[Opening Record set section]

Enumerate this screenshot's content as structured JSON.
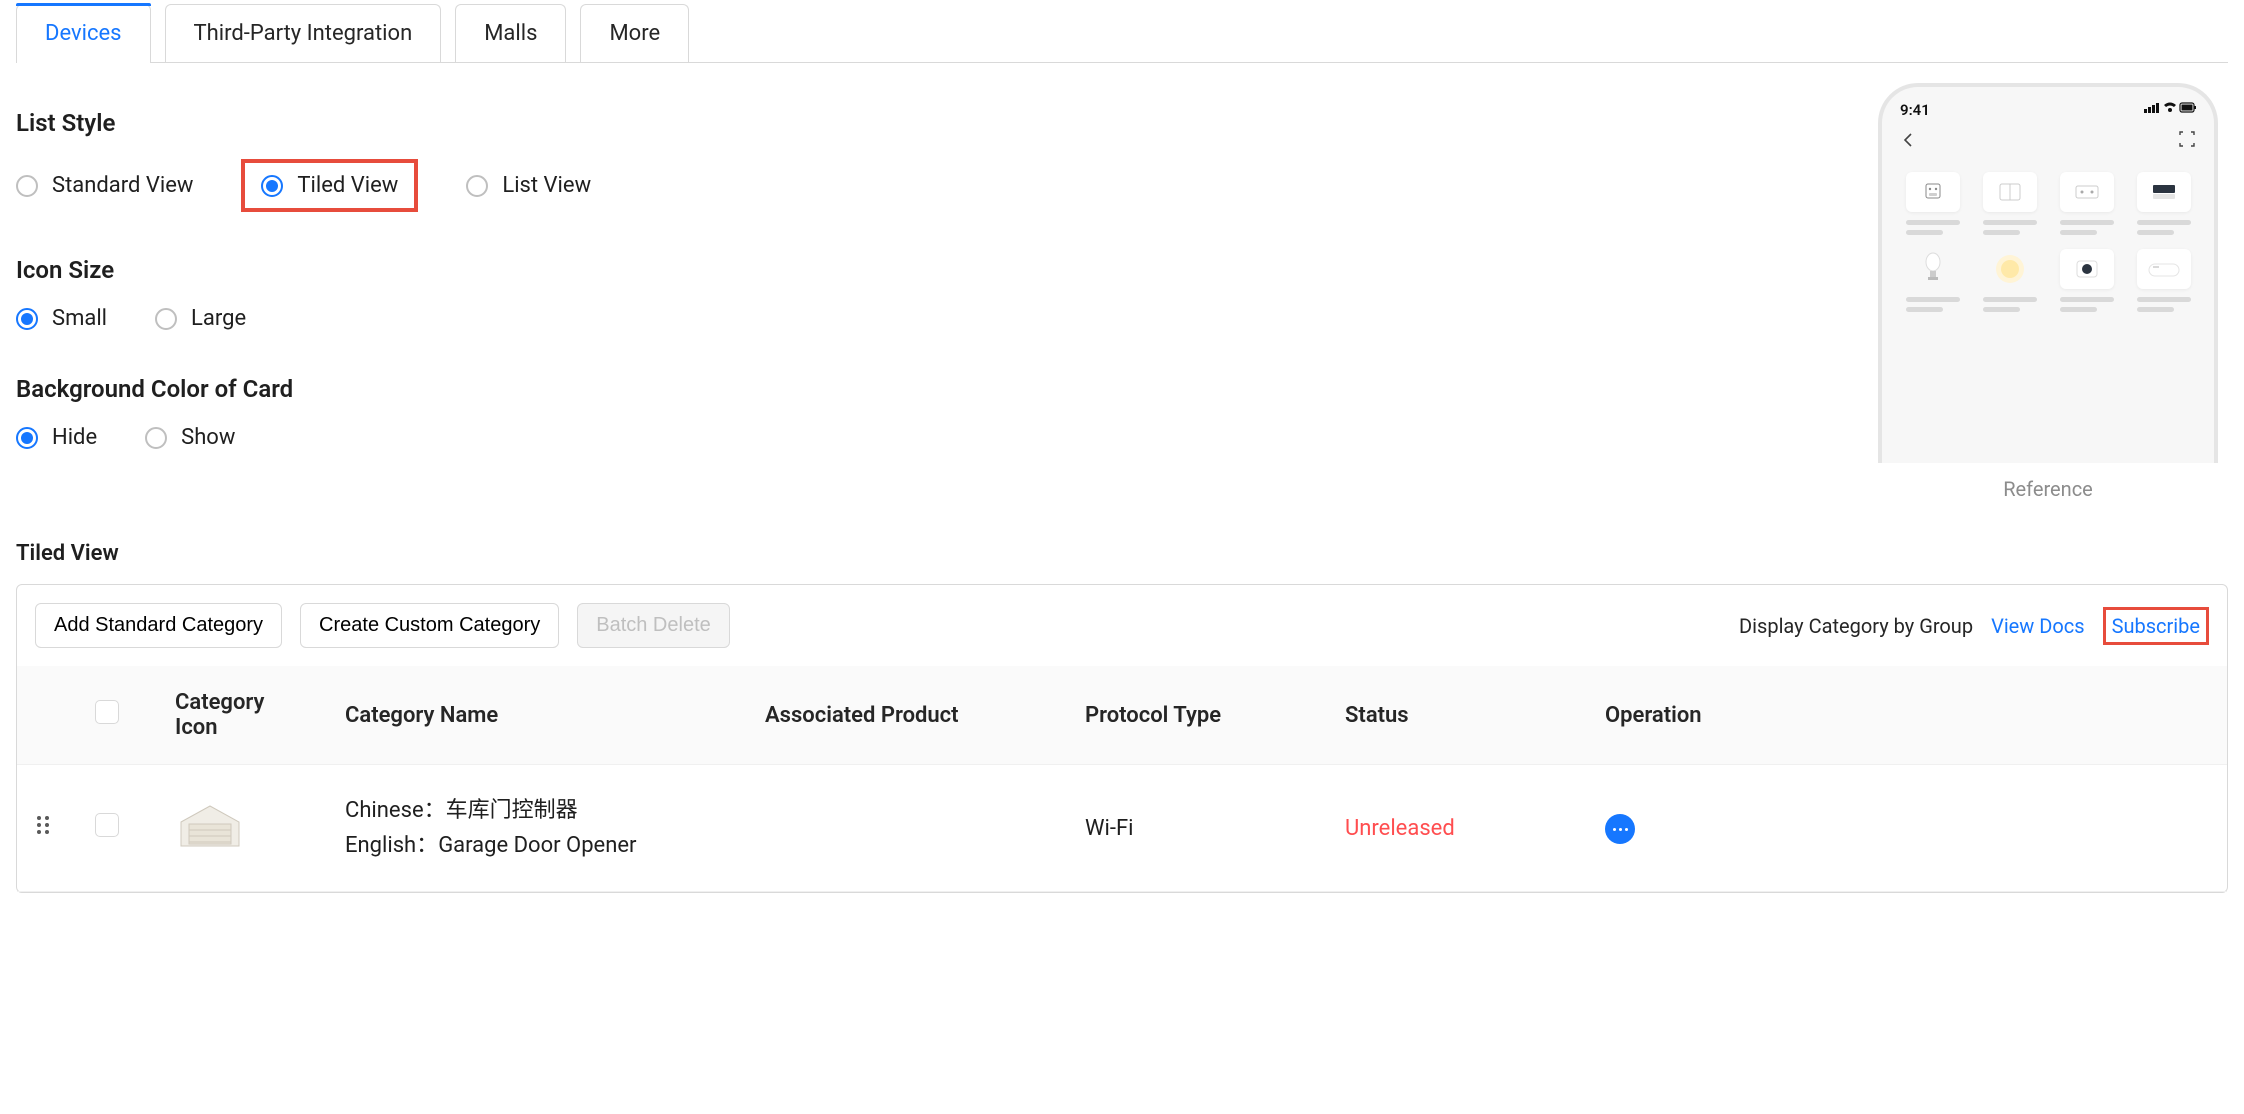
{
  "tabs": [
    {
      "label": "Devices",
      "active": true
    },
    {
      "label": "Third-Party Integration",
      "active": false
    },
    {
      "label": "Malls",
      "active": false
    },
    {
      "label": "More",
      "active": false
    }
  ],
  "listStyle": {
    "title": "List Style",
    "options": [
      {
        "label": "Standard View",
        "selected": false,
        "highlight": false
      },
      {
        "label": "Tiled View",
        "selected": true,
        "highlight": true
      },
      {
        "label": "List View",
        "selected": false,
        "highlight": false
      }
    ]
  },
  "iconSize": {
    "title": "Icon Size",
    "options": [
      {
        "label": "Small",
        "selected": true
      },
      {
        "label": "Large",
        "selected": false
      }
    ]
  },
  "cardBg": {
    "title": "Background Color of Card",
    "options": [
      {
        "label": "Hide",
        "selected": true
      },
      {
        "label": "Show",
        "selected": false
      }
    ]
  },
  "preview": {
    "time": "9:41",
    "caption": "Reference"
  },
  "tiledView": {
    "title": "Tiled View",
    "toolbar": {
      "add": "Add Standard Category",
      "create": "Create Custom Category",
      "batchDelete": "Batch Delete",
      "displayLabel": "Display Category by Group",
      "viewDocs": "View Docs",
      "subscribe": "Subscribe"
    },
    "columns": {
      "icon": "Category Icon",
      "name": "Category Name",
      "assoc": "Associated Product",
      "protocol": "Protocol Type",
      "status": "Status",
      "operation": "Operation"
    },
    "rows": [
      {
        "name_cn_label": "Chinese：",
        "name_cn": "车库门控制器",
        "name_en_label": "English：",
        "name_en": "Garage Door Opener",
        "assoc": "",
        "protocol": "Wi-Fi",
        "status": "Unreleased"
      }
    ]
  }
}
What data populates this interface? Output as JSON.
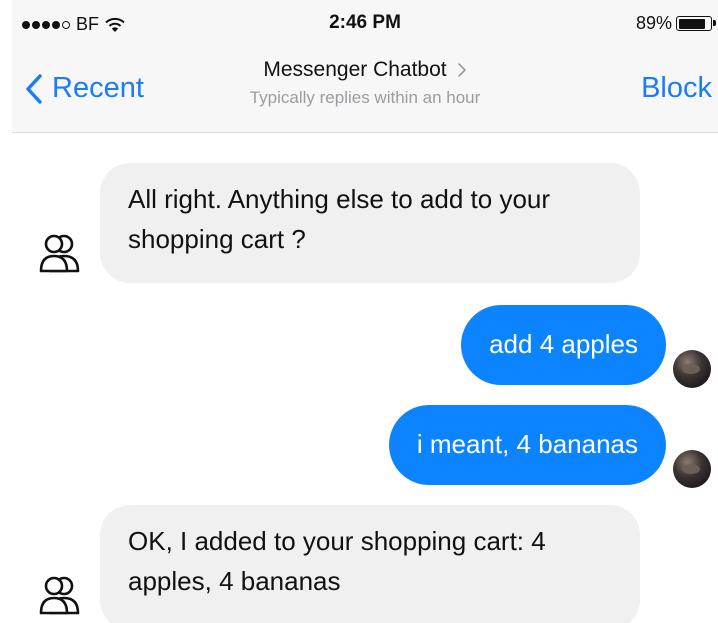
{
  "status_bar": {
    "carrier": "BF",
    "time": "2:46 PM",
    "battery_percent": "89%",
    "battery_level": 0.89,
    "signal_dots": [
      true,
      true,
      true,
      true,
      false
    ]
  },
  "nav": {
    "back_label": "Recent",
    "title": "Messenger Chatbot",
    "subtitle": "Typically replies within an hour",
    "block_label": "Block"
  },
  "colors": {
    "accent": "#1a7cf6",
    "outgoing_bubble": "#0c84ff",
    "incoming_bubble": "#f0f0f1"
  },
  "icons": {
    "back": "chevron-left-icon",
    "title_disclosure": "chevron-right-icon",
    "bot_avatar": "bot-avatar-icon",
    "user_avatar": "user-avatar"
  },
  "messages": [
    {
      "from": "bot",
      "text": "All right. Anything else to add to your shopping cart ?"
    },
    {
      "from": "user",
      "text": "add 4 apples"
    },
    {
      "from": "user",
      "text": "i meant, 4 bananas"
    },
    {
      "from": "bot",
      "text": "OK, I added to your shopping cart: 4 apples, 4 bananas"
    }
  ]
}
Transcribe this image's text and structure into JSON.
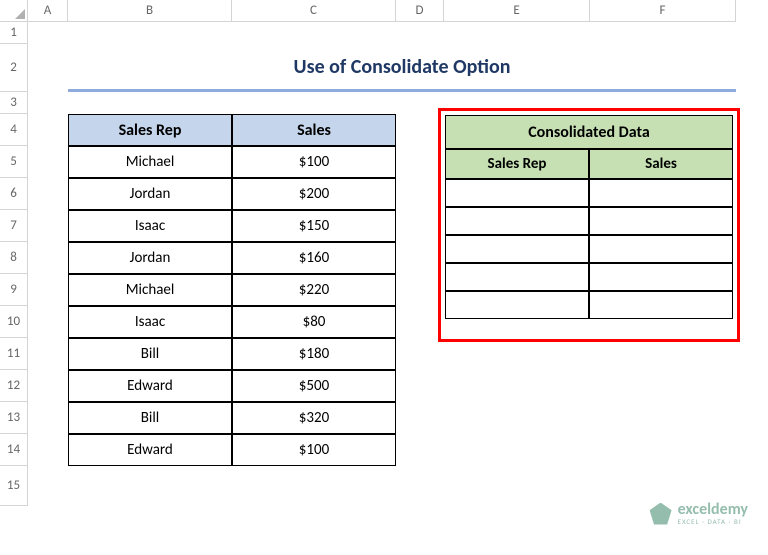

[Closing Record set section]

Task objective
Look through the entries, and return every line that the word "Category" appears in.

Result for this exercise
      "add": "Add Standard Category",
      "create": "Create Custom Category",
      "displayLabel": "Display Category by Group",
      "icon": "Category Icon",
      "name": "Category Name",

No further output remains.